The focus of markets is very much on central banks this week, as the US Federal Reserve, Bank of England and European Central Bank all hold their first monetary policy meetings of 2023.
All three are set to deliver further increases in interest rates given that inflation remains at very elevated levels. These will come on top of the substantial hikes implemented in 2022, ranging in total from 250-425bps.
The central banks indicated at their meetings in December that a significant amount of additional monetary tightening will be required in the first half of 2023 to help bring inflation back down to 2%. However, with activity losing momentum and inflation now on a downward path, markets have been contemplating whether we may be near the peak in interest rates, with policy easing also seen coming onto the agenda later in the year.

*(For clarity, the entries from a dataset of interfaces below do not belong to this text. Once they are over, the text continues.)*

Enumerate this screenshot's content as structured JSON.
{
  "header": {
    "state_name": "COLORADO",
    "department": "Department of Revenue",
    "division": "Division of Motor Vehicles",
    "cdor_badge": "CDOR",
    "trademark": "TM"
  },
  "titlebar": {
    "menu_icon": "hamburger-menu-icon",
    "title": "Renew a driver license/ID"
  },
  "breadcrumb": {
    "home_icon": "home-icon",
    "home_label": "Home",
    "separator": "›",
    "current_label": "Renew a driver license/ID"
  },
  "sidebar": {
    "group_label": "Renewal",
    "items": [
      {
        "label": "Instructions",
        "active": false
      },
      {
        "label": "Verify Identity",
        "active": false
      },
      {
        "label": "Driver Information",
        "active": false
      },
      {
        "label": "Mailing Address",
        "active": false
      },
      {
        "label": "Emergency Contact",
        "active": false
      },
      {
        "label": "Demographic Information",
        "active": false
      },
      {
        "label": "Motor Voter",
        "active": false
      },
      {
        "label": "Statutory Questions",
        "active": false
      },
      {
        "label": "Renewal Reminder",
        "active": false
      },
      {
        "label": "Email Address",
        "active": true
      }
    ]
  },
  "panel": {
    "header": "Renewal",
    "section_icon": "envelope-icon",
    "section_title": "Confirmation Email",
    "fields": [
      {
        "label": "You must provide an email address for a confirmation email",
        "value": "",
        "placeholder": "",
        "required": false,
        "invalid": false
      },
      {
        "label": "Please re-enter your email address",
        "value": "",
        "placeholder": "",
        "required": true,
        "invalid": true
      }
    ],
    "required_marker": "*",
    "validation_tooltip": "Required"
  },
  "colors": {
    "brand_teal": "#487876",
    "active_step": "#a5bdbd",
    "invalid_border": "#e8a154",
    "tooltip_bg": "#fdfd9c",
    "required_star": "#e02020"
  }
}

Central bankers, however, have been actively dampening down such speculation in the lead-up to their policy meetings. Futures contracts are pricing in just two further 25bps Fed hikes that would see US rates peak at 4.875% at the end of this quarter. Numerous Fed speakers have been very clear, though, that rates need to rise above 5% and thus hikes will be extended into the second quarter.
Markets are also pricing in that US rates will be cut to 4.5% by the end of the year, but the Fed has been explicit in its guidance that policy easing will not be in play later this year. Senior Fed officials have emphasised recently that they will need to “stay the course” and keep rates on hold for quite a considerable time after they reach a peak to ensure they “get the job done” in terms of pushing inflation back down to 2%.

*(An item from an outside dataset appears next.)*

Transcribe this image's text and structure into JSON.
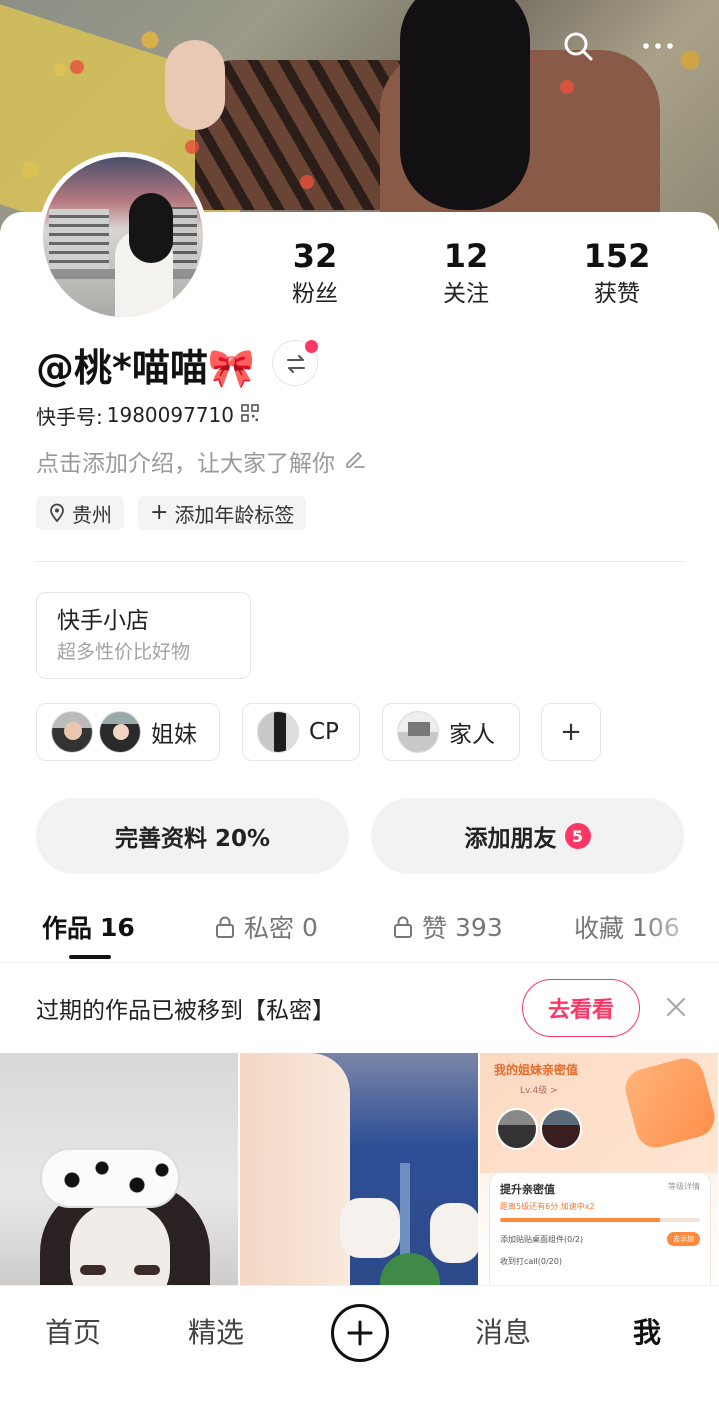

Meanwhile, ECB President Lagarde has been very direct recently in saying markets should revise their position that the ECB would soon slow down the pace of rate hikes. Numerous ECB Council members have indicated that two 50bps hikes remain on the cards at their February and March policy meetings, with Lagarde commenting “inflation, by all accounts, is still way too high”. This would take the deposit rate up to 3.0%.
The ECB could then move to 25bps hikes in the second quarter, but there seems less unanimity about additional tightening. ECB Council member Panetta warned there is too much uncertainty to “unconditionally pre-commit to a specific policy course”.
However, with the core inflation rate continuing to climb in December, the majority of ECB Council members are likely to want to remain on a tightening path in the second quarter and get the deposit rate up to around 3.5%.
In the UK, despite some very weak data recently, the BoE has not been pushing back on market expectations that rates will rise by a further 100bps to 4.5%. UK inflation remains very high at 10.5%, while wage growth is also stronger than in other major economies, running at circa 6.5%.
A 50bps hike seems on the cards at Thursday’s meeting, to be followed by at least one further 25bps increase in March. Given the bleak UK economic outlook, though, the BoE seems the most likely of the three central banks not to extend its rate hiking cycle into the second quarter.
- Oliver Mangan is Chief Economist with AIB